DBT is often most helpful in a group setting. Patients learn they are not alone and that others can provide valuable insight into healing. Group therapy can also help improve interpersonal skills.
There might be even more significant advantages to using this therapy for bipolar and BPD. It all depends on the patient’s circumstances.
Living with these disorders can be frightening, but there are many options for treatment that can significantly improve life. Everyone is different, so no treatment is 100% effective for everyone.
DBT is a viable option for people who feel like they’ve tried everything, or even if they’re just starting their bipolar diagnosis journey. It helps many people feel better, and it can help you too.
Get More Information on DBT and How It Can Help BPD Patients
Finding the proper treatment for a bipolar or borderline personality disorder diagnosis may be easier than you think. The Counseling Center Group can help you learn how to control your emotions and change your behaviors. We provide therapies for groups, couples, individuals, and families.

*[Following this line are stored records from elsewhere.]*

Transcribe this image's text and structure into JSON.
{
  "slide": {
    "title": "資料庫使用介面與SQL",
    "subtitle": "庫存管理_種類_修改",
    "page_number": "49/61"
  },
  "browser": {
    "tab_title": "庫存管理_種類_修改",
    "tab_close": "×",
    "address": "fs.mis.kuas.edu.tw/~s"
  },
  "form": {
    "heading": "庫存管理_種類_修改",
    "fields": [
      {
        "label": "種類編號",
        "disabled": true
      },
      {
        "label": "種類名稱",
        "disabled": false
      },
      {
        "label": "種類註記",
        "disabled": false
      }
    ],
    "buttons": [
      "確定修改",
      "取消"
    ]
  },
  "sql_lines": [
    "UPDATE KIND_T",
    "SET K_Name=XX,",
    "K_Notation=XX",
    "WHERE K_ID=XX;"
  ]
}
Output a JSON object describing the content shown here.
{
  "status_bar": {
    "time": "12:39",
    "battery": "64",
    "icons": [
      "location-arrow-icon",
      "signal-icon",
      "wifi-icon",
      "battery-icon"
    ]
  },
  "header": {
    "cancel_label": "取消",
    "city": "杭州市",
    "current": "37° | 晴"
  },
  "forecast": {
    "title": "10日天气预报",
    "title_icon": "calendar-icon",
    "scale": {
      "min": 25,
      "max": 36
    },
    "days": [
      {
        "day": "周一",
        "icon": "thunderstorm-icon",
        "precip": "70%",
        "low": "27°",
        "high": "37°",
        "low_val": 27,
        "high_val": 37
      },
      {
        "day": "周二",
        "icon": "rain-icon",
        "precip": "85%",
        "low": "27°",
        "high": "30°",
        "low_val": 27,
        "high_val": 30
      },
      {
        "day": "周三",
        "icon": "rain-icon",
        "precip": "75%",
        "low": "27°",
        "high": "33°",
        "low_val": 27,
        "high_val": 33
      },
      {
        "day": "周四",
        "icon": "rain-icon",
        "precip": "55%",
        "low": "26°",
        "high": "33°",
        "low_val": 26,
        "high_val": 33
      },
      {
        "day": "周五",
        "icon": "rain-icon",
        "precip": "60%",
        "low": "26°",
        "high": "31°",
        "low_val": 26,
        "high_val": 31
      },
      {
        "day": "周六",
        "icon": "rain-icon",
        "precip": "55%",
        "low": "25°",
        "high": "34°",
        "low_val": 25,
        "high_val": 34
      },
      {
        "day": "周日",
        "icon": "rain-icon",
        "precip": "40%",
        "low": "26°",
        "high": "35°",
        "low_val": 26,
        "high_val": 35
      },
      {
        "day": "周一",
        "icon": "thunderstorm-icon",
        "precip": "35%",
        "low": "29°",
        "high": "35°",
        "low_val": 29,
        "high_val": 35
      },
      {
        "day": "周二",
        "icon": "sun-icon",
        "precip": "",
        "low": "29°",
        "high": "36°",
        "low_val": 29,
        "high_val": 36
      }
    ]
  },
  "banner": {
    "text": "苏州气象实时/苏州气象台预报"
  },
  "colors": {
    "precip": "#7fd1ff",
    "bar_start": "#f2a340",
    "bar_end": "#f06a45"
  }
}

The Counseling Center Group is dedicated to helping you live a life you never knew was possible. We are committed to providing relatively short-term treatments to achieve positive, long-lasting results.
Our therapists use structured, evidence-based methods to help you reach realistic goals efficiently. Contact us today to learn more about treatment with us.
FAQs about Treating Borderline Personality Disorder and Bipolar Disorder with DBT
Dialectical Behavior Therapy (DBT) is a comprehensive form of cognitive behavioral therapy developed by Dr. Marsha Linehan in the mid-1970s. It was initially designed to treat borderline personality disorder patients with chronic suicidal thoughts, but it has proven helpful in treating other mental health issues as well.
DBT employs four core techniques: mindfulness, distress tolerance, emotional regulation, and interpersonal effectiveness.
These techniques help ease symptoms of bipolar disorder and borderline personality disorder by teaching patients how to recognize and manage their emotions, cope with distressing thoughts, regulate their emotions, and improve their interpersonal skills.
The basis of DBT is mindfulness, which teaches patients to recognize their emotions and label them appropriately. It also helps them focus on the present moment, which can improve self-control and coping with hard-to-manage emotions.
DBT teaches patients to correctly identify and label their emotions and their functions. By reducing vulnerability to negativity and learning to act appropriately without giving in to emotional urges, DBT helps in coping with emotional dysregulation, a common feature of bipolar disorder and borderline personality disorder.
DBT teaches patients distress tolerance techniques, such as distraction, radical acceptance, and self-soothing. These techniques help patients deal with destructive impulsive urges that may arise during manic episodes or difficult emotional situations.
Yes, DBT can improve interpersonal relationships for individuals with Bipolar Disorder. The therapy helps patients develop better listening, relational, and reaction skills, making communication with loved ones, coworkers, and others easier.
Some benefits of using DBT for these patients include increased self-confidence, a deeper appreciation for life, peace of mind from better coping with negative emotions, and a sense of camaraderie from participating in group therapy.